== What you will do ==
Hand back each record exactly as you find it.
(Excerpted records Opens)
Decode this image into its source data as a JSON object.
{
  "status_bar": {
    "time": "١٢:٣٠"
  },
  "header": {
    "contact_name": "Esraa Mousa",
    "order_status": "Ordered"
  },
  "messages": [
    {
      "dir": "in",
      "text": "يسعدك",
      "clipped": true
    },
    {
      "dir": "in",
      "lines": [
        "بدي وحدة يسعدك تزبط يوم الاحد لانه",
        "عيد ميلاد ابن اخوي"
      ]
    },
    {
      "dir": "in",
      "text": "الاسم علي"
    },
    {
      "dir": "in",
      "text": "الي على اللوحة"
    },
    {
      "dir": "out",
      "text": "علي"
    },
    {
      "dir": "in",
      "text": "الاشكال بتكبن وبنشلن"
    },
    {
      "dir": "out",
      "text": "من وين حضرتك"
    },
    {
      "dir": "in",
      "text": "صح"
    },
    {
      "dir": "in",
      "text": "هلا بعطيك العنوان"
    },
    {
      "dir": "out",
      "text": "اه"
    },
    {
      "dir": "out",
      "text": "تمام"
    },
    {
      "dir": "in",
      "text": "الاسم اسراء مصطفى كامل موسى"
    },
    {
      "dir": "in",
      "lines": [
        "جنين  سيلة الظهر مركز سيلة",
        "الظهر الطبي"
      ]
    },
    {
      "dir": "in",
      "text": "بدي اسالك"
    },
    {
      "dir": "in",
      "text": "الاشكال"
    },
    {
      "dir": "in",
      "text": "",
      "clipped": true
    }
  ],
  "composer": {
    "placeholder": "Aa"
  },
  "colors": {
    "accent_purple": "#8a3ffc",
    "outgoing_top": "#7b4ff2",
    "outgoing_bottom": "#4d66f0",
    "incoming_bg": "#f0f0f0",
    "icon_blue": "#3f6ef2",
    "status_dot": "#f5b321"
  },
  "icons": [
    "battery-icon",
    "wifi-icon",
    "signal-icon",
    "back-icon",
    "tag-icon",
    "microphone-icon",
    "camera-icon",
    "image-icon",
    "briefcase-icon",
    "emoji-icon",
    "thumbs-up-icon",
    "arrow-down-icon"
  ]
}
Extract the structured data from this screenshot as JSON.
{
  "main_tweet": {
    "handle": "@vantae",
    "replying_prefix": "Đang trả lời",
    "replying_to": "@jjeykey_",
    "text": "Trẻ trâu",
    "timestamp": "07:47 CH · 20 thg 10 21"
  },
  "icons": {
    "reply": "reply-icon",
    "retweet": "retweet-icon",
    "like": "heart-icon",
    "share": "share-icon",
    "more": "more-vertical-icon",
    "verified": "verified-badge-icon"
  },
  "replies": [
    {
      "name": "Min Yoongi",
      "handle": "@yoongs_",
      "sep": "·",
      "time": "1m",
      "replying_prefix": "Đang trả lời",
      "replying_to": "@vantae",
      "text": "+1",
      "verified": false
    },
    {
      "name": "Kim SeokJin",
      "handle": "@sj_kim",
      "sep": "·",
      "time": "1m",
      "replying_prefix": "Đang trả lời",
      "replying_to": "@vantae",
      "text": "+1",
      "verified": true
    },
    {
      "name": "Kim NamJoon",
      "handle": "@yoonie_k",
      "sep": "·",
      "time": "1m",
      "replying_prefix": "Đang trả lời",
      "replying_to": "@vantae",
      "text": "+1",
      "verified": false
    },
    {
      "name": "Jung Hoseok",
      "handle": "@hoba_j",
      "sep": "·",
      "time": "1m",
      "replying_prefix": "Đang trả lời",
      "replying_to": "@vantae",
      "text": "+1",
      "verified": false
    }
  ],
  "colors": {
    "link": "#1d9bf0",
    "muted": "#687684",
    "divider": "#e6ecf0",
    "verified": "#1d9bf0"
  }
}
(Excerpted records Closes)
== Response ==
Decode this image into its source data as a JSON object.
{
  "status_bar": {
    "time": "١٢:٣٠"
  },
  "header": {
    "contact_name": "Esraa Mousa",
    "order_status": "Ordered"
  },
  "messages": [
    {
      "dir": "in",
      "text": "يسعدك",
      "clipped": true
    },
    {
      "dir": "in",
      "lines": [
        "بدي وحدة يسعدك تزبط يوم الاحد لانه",
        "عيد ميلاد ابن اخوي"
      ]
    },
    {
      "dir": "in",
      "text": "الاسم علي"
    },
    {
      "dir": "in",
      "text": "الي على اللوحة"
    },
    {
      "dir": "out",
      "text": "علي"
    },
    {
      "dir": "in",
      "text": "الاشكال بتكبن وبنشلن"
    },
    {
      "dir": "out",
      "text": "من وين حضرتك"
    },
    {
      "dir": "in",
      "text": "صح"
    },
    {
      "dir": "in",
      "text": "هلا بعطيك العنوان"
    },
    {
      "dir": "out",
      "text": "اه"
    },
    {
      "dir": "out",
      "text": "تمام"
    },
    {
      "dir": "in",
      "text": "الاسم اسراء مصطفى كامل موسى"
    },
    {
      "dir": "in",
      "lines": [
        "جنين  سيلة الظهر مركز سيلة",
        "الظهر الطبي"
      ]
    },
    {
      "dir": "in",
      "text": "بدي اسالك"
    },
    {
      "dir": "in",
      "text": "الاشكال"
    },
    {
      "dir": "in",
      "text": "",
      "clipped": true
    }
  ],
  "composer": {
    "placeholder": "Aa"
  },
  "colors": {
    "accent_purple": "#8a3ffc",
    "outgoing_top": "#7b4ff2",
    "outgoing_bottom": "#4d66f0",
    "incoming_bg": "#f0f0f0",
    "icon_blue": "#3f6ef2",
    "status_dot": "#f5b321"
  },
  "icons": [
    "battery-icon",
    "wifi-icon",
    "signal-icon",
    "back-icon",
    "tag-icon",
    "microphone-icon",
    "camera-icon",
    "image-icon",
    "briefcase-icon",
    "emoji-icon",
    "thumbs-up-icon",
    "arrow-down-icon"
  ]
}
Extract the structured data from this screenshot as JSON.
{
  "main_tweet": {
    "handle": "@vantae",
    "replying_prefix": "Đang trả lời",
    "replying_to": "@jjeykey_",
    "text": "Trẻ trâu",
    "timestamp": "07:47 CH · 20 thg 10 21"
  },
  "icons": {
    "reply": "reply-icon",
    "retweet": "retweet-icon",
    "like": "heart-icon",
    "share": "share-icon",
    "more": "more-vertical-icon",
    "verified": "verified-badge-icon"
  },
  "replies": [
    {
      "name": "Min Yoongi",
      "handle": "@yoongs_",
      "sep": "·",
      "time": "1m",
      "replying_prefix": "Đang trả lời",
      "replying_to": "@vantae",
      "text": "+1",
      "verified": false
    },
    {
      "name": "Kim SeokJin",
      "handle": "@sj_kim",
      "sep": "·",
      "time": "1m",
      "replying_prefix": "Đang trả lời",
      "replying_to": "@vantae",
      "text": "+1",
      "verified": true
    },
    {
      "name": "Kim NamJoon",
      "handle": "@yoonie_k",
      "sep": "·",
      "time": "1m",
      "replying_prefix": "Đang trả lời",
      "replying_to": "@vantae",
      "text": "+1",
      "verified": false
    },
    {
      "name": "Jung Hoseok",
      "handle": "@hoba_j",
      "sep": "·",
      "time": "1m",
      "replying_prefix": "Đang trả lời",
      "replying_to": "@vantae",
      "text": "+1",
      "verified": false
    }
  ],
  "colors": {
    "link": "#1d9bf0",
    "muted": "#687684",
    "divider": "#e6ecf0",
    "verified": "#1d9bf0"
  }
}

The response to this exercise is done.